Saved data entries:
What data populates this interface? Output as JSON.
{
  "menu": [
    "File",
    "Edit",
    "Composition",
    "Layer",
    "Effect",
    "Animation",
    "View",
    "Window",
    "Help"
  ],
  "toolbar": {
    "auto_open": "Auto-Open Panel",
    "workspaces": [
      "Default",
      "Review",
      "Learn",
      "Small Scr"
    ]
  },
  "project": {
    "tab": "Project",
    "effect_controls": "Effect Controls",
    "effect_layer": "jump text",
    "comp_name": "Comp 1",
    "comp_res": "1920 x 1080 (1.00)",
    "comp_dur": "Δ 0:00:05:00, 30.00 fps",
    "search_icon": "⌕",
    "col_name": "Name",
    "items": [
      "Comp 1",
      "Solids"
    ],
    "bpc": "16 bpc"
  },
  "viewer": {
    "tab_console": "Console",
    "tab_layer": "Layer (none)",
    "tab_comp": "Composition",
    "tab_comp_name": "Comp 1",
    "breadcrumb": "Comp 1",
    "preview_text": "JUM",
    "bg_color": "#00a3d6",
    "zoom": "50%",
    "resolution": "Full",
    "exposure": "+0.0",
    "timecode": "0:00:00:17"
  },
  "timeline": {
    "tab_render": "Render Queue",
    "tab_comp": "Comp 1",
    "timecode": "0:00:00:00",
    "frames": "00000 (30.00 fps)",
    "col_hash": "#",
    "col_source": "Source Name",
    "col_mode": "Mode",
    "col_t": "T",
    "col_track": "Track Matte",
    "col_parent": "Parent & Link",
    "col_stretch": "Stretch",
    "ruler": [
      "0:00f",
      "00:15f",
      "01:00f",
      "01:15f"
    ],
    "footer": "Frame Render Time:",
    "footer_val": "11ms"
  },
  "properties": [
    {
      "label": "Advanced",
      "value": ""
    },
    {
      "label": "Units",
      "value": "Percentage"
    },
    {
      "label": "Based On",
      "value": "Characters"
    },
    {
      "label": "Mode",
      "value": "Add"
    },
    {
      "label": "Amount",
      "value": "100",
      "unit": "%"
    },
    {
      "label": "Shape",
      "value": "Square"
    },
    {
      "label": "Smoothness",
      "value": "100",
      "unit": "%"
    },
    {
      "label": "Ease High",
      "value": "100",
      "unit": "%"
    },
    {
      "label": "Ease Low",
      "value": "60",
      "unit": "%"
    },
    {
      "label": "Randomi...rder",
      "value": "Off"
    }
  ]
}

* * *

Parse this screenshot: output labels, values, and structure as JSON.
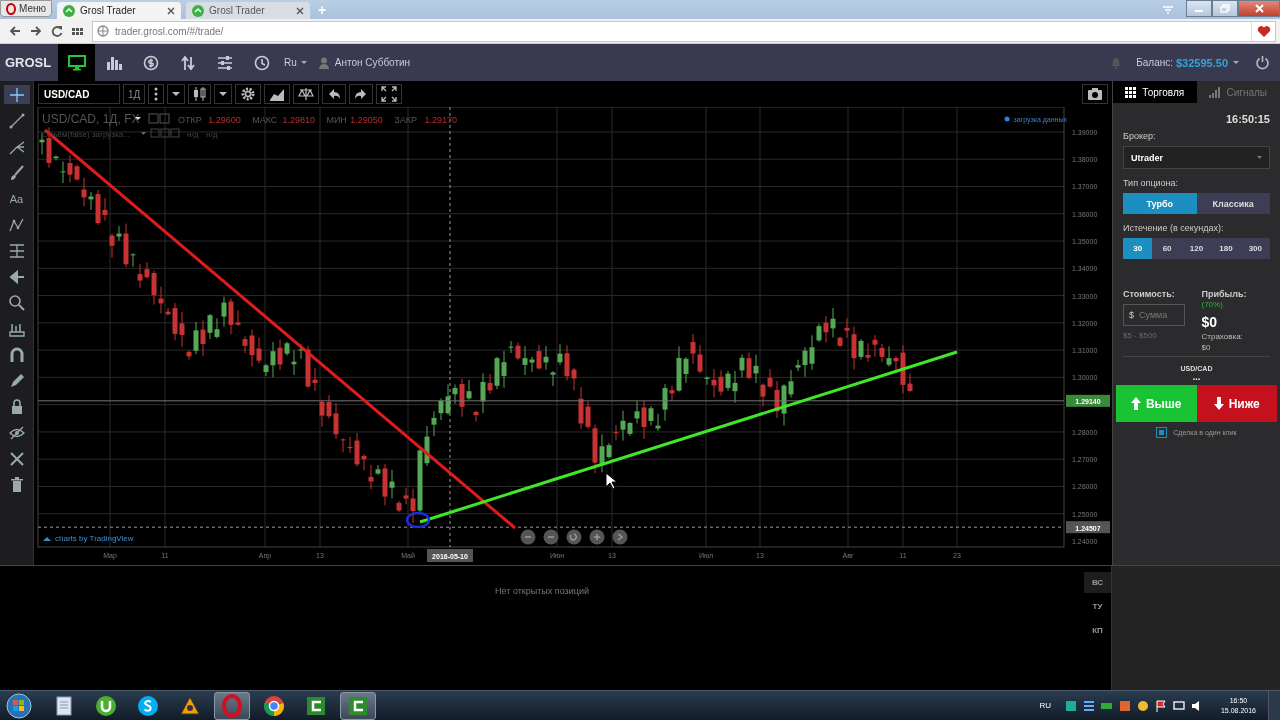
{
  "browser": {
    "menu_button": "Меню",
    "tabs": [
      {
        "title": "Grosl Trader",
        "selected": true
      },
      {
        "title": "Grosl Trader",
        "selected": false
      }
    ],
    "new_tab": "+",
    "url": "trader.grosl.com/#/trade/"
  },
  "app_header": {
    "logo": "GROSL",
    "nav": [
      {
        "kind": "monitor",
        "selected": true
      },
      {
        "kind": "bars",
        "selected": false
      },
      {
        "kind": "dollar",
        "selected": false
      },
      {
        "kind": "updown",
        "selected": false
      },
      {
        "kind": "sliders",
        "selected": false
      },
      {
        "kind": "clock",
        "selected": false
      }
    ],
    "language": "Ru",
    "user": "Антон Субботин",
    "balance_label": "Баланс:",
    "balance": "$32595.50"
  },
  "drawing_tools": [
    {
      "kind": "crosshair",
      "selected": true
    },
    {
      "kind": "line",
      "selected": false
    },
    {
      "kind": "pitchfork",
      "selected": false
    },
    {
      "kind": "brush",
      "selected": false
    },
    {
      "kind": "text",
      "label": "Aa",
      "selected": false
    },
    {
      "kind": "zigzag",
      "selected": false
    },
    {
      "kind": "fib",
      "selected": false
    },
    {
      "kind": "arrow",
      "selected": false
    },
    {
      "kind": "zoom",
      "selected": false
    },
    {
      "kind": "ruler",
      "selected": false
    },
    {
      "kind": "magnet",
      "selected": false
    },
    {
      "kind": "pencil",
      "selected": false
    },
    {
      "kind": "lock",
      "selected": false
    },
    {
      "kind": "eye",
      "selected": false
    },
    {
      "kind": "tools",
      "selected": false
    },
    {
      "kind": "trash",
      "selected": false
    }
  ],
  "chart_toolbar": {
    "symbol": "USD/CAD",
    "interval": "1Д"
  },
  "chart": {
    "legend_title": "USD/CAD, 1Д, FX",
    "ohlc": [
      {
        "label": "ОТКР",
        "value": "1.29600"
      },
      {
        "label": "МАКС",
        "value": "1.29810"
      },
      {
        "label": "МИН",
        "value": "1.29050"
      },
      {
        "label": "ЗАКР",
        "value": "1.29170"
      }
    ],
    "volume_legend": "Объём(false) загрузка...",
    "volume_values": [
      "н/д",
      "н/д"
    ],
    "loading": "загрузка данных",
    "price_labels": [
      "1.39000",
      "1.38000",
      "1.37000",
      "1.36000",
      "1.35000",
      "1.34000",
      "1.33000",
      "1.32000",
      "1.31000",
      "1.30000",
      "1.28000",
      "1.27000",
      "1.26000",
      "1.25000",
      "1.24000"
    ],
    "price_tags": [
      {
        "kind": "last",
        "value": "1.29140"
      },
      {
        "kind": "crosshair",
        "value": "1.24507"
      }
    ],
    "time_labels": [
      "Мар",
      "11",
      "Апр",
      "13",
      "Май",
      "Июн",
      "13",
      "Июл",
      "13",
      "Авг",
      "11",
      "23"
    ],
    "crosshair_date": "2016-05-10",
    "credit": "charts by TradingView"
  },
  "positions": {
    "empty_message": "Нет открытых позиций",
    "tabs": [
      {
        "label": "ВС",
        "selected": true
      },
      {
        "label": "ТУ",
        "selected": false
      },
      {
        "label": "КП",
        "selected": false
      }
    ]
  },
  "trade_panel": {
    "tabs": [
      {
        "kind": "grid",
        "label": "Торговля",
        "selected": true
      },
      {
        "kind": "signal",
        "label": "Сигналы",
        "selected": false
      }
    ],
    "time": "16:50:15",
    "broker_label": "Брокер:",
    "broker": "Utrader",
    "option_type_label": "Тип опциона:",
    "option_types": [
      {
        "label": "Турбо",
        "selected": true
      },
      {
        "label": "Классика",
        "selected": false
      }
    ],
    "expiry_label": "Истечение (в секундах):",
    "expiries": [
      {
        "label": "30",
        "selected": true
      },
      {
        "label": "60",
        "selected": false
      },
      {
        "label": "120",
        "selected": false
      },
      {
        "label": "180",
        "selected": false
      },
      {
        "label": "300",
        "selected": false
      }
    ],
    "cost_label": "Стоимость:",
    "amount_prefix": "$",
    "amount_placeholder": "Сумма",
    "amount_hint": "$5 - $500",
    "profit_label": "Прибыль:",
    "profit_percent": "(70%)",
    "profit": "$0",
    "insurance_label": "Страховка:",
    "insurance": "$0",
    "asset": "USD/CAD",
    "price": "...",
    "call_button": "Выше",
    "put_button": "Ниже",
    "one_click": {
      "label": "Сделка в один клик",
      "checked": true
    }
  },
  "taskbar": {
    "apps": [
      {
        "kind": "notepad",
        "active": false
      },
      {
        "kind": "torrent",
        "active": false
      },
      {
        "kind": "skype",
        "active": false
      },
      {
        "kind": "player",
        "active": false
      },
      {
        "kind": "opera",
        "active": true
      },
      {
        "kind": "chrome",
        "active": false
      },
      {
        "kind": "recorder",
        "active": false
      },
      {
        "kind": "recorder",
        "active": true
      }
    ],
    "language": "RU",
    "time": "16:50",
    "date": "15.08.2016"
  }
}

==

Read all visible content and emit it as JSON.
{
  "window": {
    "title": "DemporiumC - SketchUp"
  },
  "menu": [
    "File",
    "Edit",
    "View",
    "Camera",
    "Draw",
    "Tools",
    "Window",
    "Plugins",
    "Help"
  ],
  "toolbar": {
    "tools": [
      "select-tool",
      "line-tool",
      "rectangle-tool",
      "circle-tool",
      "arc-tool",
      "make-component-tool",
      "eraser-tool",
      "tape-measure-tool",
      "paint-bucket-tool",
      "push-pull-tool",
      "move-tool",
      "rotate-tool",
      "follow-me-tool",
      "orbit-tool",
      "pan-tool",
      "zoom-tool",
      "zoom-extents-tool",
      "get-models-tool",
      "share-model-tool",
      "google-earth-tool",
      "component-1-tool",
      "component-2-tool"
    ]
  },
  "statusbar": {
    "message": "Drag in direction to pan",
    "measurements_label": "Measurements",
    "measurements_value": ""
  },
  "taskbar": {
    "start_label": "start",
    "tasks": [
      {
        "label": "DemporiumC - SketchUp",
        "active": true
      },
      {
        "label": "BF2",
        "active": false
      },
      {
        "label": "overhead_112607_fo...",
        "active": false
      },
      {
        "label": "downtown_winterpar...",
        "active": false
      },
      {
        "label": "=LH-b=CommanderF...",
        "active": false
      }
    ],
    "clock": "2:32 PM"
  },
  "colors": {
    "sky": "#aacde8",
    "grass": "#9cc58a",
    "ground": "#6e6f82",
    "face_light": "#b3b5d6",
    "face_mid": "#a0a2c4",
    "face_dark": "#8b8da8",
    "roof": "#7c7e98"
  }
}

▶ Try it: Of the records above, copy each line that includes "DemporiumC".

▶ Exercise solution:
    "title": "DemporiumC - SketchUp"
        "label": "DemporiumC - SketchUp",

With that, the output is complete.